I'm not going to torture you with the details, but suffice to say, any holiday program that includes not only musical numbers by Bea Arthur and Carrie Fisher, a cheesy power-pop anthem by Jefferson Starship (sans Grace Slick, who for once was probably thankful the drugs kicked in before that recording session), but which requires the audience to be fluent in Wookieese in order to follow the plot (something about Chewbacca trying to get home to his family in time to celebrate some non-denominational holiday called "Life Day") was just doomed from the start - even if every kid on the planet with access to a television was probably watching the thing.

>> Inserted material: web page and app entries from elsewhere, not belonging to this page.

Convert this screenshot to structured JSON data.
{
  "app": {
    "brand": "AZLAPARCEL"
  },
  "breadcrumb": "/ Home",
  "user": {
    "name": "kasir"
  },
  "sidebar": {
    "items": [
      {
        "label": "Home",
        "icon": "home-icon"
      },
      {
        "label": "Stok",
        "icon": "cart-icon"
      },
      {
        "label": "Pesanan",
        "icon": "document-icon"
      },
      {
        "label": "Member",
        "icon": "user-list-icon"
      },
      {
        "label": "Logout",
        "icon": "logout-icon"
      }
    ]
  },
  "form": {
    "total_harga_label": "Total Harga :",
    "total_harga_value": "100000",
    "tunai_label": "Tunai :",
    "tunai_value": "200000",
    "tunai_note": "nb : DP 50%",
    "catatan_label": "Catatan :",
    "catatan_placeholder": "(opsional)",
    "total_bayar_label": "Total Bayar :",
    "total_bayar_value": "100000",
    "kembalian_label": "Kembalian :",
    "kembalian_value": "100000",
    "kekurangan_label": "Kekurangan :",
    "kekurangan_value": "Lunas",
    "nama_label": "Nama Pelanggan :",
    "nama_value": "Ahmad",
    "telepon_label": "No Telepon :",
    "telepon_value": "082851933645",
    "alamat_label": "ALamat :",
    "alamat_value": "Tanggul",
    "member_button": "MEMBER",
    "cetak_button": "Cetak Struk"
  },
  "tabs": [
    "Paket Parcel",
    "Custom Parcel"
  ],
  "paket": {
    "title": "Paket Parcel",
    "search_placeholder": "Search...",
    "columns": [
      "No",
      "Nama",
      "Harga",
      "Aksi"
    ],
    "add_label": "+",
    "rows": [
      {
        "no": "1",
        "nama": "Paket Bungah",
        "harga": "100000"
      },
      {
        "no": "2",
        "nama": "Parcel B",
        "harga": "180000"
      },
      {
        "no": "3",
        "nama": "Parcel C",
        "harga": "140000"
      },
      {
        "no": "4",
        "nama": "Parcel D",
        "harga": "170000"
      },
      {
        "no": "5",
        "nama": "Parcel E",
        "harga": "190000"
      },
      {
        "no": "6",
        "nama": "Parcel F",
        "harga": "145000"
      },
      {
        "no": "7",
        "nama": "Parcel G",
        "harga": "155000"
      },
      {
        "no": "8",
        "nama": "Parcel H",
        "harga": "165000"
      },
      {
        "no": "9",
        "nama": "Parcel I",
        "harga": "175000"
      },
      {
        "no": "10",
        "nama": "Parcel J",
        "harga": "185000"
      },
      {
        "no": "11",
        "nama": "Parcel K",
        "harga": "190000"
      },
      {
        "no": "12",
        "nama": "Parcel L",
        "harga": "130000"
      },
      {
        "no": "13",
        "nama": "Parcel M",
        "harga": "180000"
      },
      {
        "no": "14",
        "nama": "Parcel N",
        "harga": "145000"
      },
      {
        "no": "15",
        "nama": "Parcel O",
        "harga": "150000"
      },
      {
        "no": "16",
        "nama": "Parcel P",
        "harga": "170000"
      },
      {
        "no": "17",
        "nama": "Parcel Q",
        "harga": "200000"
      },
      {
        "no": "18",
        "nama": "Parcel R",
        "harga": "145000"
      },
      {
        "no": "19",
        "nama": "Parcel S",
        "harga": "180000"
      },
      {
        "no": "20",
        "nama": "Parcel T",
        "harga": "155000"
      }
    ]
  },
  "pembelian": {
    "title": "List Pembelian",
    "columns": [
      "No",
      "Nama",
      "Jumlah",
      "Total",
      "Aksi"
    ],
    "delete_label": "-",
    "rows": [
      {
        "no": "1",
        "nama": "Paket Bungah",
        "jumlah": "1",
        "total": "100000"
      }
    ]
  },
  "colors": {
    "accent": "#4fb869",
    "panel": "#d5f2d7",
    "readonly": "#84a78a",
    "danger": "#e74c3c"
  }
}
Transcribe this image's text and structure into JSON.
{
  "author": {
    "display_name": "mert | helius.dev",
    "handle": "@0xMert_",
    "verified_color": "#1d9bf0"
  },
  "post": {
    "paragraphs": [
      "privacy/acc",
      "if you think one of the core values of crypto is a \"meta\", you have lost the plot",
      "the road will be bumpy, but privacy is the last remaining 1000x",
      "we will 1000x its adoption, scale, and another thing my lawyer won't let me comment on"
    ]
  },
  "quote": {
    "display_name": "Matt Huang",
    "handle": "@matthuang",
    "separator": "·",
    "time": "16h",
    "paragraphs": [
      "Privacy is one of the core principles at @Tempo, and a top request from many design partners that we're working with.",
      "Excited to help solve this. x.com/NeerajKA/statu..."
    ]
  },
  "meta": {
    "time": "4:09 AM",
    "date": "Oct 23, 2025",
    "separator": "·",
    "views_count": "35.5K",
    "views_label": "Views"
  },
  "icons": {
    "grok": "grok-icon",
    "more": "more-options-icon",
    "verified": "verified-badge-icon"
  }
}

Needless to say, I rapidly lost interest after the first of Harvey Korman's three unfunny Peter Sellers-ish cameos, although I did occasionally flit back in for a few minutes at a time (because some genius decided the screening room where it was showing would be the ideal location for the snack tables) and managed to subject myself to additional excrutiating moments such as: Diahann Caroll singing a sultry love song to a geriatric, snaggle-toothed "grandpa Wookiee" saddled with the unfortunate (albeit probably accurate) nickname of "Itchy"; Art Carney as an intergalactic home-delivery porn peddler; and poor Mark Hamill, whose recently broken nose was so heavily made up it seemed to float about six inches in front of the rest of his face.
But, the Bea Arthur number was what finally did me in. That, and the fact that the food had run out. Thankfully, this spared me from watching Carrie Fisher open her mouth, or from suffering through Harrison Ford's Han Solo suddenly being reduced to the most dismal, touchie-feelie, I-just-gotta-give-every-wookiee-I-see-a-great-big-HUG! wimp you could possibly imagine.
Although, really it's better if you don't.
One thing the experience reiterated for me, however, was that, like the contents of sacred arks and about half the entries on Warren Ellis' website, some things are just not meant to be seen by human eyes.
Mr. Lucas, if you're out there, I've found another copy for you to destroy.
on 12:28 PM